What is expected: The full listing below should be returned without a single change.

Source material:
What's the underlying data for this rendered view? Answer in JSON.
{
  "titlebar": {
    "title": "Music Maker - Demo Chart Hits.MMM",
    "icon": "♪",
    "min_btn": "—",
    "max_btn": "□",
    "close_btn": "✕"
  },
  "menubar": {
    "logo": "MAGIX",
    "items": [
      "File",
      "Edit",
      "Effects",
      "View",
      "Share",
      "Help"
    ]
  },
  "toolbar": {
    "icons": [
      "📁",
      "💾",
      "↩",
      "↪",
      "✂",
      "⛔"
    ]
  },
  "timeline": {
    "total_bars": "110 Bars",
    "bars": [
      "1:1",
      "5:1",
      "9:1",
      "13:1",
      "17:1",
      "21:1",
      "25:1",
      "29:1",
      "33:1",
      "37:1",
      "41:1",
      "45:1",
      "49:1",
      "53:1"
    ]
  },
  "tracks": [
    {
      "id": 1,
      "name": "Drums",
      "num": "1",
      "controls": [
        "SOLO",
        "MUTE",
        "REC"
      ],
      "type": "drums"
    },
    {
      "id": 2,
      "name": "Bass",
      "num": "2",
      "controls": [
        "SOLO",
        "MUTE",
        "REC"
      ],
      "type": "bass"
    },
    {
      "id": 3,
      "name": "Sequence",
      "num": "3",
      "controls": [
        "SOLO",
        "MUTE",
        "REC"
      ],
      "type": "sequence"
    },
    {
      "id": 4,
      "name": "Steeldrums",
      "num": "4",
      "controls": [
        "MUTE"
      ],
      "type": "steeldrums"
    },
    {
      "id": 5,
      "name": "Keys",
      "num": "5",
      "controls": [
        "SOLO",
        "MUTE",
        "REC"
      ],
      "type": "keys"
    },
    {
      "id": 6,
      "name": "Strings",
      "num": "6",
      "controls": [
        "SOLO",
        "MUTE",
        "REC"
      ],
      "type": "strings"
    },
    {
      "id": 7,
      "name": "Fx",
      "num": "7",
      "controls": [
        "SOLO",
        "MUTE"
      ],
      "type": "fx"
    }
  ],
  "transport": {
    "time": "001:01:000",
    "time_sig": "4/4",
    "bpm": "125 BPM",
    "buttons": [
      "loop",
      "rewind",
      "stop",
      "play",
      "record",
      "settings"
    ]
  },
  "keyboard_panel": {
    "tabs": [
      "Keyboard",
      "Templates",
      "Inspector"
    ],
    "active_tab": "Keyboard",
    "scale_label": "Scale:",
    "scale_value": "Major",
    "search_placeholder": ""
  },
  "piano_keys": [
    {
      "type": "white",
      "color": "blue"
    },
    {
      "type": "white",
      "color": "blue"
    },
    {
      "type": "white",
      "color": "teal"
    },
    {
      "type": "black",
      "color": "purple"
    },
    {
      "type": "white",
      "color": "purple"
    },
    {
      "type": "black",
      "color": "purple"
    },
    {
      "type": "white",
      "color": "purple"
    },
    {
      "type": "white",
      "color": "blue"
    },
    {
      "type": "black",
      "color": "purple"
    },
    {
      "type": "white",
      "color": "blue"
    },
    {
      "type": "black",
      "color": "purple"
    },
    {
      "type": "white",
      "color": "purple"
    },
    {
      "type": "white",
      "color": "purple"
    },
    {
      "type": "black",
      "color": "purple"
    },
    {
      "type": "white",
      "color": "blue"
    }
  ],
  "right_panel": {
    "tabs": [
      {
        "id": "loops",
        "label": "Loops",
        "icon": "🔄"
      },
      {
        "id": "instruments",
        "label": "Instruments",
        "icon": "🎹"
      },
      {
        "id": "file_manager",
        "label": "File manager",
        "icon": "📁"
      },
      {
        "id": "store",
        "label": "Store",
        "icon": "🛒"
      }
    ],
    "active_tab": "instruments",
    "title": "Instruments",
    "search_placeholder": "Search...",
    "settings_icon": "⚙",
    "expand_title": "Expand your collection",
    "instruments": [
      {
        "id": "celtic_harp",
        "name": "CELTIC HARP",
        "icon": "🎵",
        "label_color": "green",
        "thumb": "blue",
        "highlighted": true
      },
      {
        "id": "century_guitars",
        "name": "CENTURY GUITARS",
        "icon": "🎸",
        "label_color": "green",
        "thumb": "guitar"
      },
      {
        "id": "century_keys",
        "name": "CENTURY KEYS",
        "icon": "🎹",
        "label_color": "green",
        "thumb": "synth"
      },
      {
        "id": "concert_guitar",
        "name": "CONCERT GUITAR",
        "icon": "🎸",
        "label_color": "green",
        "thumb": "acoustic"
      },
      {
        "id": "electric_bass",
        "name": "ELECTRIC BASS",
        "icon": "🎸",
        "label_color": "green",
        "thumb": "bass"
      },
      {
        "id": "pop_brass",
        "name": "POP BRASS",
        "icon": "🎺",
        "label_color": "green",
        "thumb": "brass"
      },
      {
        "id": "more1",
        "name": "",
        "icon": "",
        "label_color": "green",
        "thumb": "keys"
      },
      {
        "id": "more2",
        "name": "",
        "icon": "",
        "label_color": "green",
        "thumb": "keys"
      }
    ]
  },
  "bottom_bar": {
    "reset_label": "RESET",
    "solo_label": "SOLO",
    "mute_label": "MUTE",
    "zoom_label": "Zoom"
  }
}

Output:
What's the underlying data for this rendered view? Answer in JSON.
{
  "titlebar": {
    "title": "Music Maker - Demo Chart Hits.MMM",
    "icon": "♪",
    "min_btn": "—",
    "max_btn": "□",
    "close_btn": "✕"
  },
  "menubar": {
    "logo": "MAGIX",
    "items": [
      "File",
      "Edit",
      "Effects",
      "View",
      "Share",
      "Help"
    ]
  },
  "toolbar": {
    "icons": [
      "📁",
      "💾",
      "↩",
      "↪",
      "✂",
      "⛔"
    ]
  },
  "timeline": {
    "total_bars": "110 Bars",
    "bars": [
      "1:1",
      "5:1",
      "9:1",
      "13:1",
      "17:1",
      "21:1",
      "25:1",
      "29:1",
      "33:1",
      "37:1",
      "41:1",
      "45:1",
      "49:1",
      "53:1"
    ]
  },
  "tracks": [
    {
      "id": 1,
      "name": "Drums",
      "num": "1",
      "controls": [
        "SOLO",
        "MUTE",
        "REC"
      ],
      "type": "drums"
    },
    {
      "id": 2,
      "name": "Bass",
      "num": "2",
      "controls": [
        "SOLO",
        "MUTE",
        "REC"
      ],
      "type": "bass"
    },
    {
      "id": 3,
      "name": "Sequence",
      "num": "3",
      "controls": [
        "SOLO",
        "MUTE",
        "REC"
      ],
      "type": "sequence"
    },
    {
      "id": 4,
      "name": "Steeldrums",
      "num": "4",
      "controls": [
        "MUTE"
      ],
      "type": "steeldrums"
    },
    {
      "id": 5,
      "name": "Keys",
      "num": "5",
      "controls": [
        "SOLO",
        "MUTE",
        "REC"
      ],
      "type": "keys"
    },
    {
      "id": 6,
      "name": "Strings",
      "num": "6",
      "controls": [
        "SOLO",
        "MUTE",
        "REC"
      ],
      "type": "strings"
    },
    {
      "id": 7,
      "name": "Fx",
      "num": "7",
      "controls": [
        "SOLO",
        "MUTE"
      ],
      "type": "fx"
    }
  ],
  "transport": {
    "time": "001:01:000",
    "time_sig": "4/4",
    "bpm": "125 BPM",
    "buttons": [
      "loop",
      "rewind",
      "stop",
      "play",
      "record",
      "settings"
    ]
  },
  "keyboard_panel": {
    "tabs": [
      "Keyboard",
      "Templates",
      "Inspector"
    ],
    "active_tab": "Keyboard",
    "scale_label": "Scale:",
    "scale_value": "Major",
    "search_placeholder": ""
  },
  "piano_keys": [
    {
      "type": "white",
      "color": "blue"
    },
    {
      "type": "white",
      "color": "blue"
    },
    {
      "type": "white",
      "color": "teal"
    },
    {
      "type": "black",
      "color": "purple"
    },
    {
      "type": "white",
      "color": "purple"
    },
    {
      "type": "black",
      "color": "purple"
    },
    {
      "type": "white",
      "color": "purple"
    },
    {
      "type": "white",
      "color": "blue"
    },
    {
      "type": "black",
      "color": "purple"
    },
    {
      "type": "white",
      "color": "blue"
    },
    {
      "type": "black",
      "color": "purple"
    },
    {
      "type": "white",
      "color": "purple"
    },
    {
      "type": "white",
      "color": "purple"
    },
    {
      "type": "black",
      "color": "purple"
    },
    {
      "type": "white",
      "color": "blue"
    }
  ],
  "right_panel": {
    "tabs": [
      {
        "id": "loops",
        "label": "Loops",
        "icon": "🔄"
      },
      {
        "id": "instruments",
        "label": "Instruments",
        "icon": "🎹"
      },
      {
        "id": "file_manager",
        "label": "File manager",
        "icon": "📁"
      },
      {
        "id": "store",
        "label": "Store",
        "icon": "🛒"
      }
    ],
    "active_tab": "instruments",
    "title": "Instruments",
    "search_placeholder": "Search...",
    "settings_icon": "⚙",
    "expand_title": "Expand your collection",
    "instruments": [
      {
        "id": "celtic_harp",
        "name": "CELTIC HARP",
        "icon": "🎵",
        "label_color": "green",
        "thumb": "blue",
        "highlighted": true
      },
      {
        "id": "century_guitars",
        "name": "CENTURY GUITARS",
        "icon": "🎸",
        "label_color": "green",
        "thumb": "guitar"
      },
      {
        "id": "century_keys",
        "name": "CENTURY KEYS",
        "icon": "🎹",
        "label_color": "green",
        "thumb": "synth"
      },
      {
        "id": "concert_guitar",
        "name": "CONCERT GUITAR",
        "icon": "🎸",
        "label_color": "green",
        "thumb": "acoustic"
      },
      {
        "id": "electric_bass",
        "name": "ELECTRIC BASS",
        "icon": "🎸",
        "label_color": "green",
        "thumb": "bass"
      },
      {
        "id": "pop_brass",
        "name": "POP BRASS",
        "icon": "🎺",
        "label_color": "green",
        "thumb": "brass"
      },
      {
        "id": "more1",
        "name": "",
        "icon": "",
        "label_color": "green",
        "thumb": "keys"
      },
      {
        "id": "more2",
        "name": "",
        "icon": "",
        "label_color": "green",
        "thumb": "keys"
      }
    ]
  },
  "bottom_bar": {
    "reset_label": "RESET",
    "solo_label": "SOLO",
    "mute_label": "MUTE",
    "zoom_label": "Zoom"
  }
}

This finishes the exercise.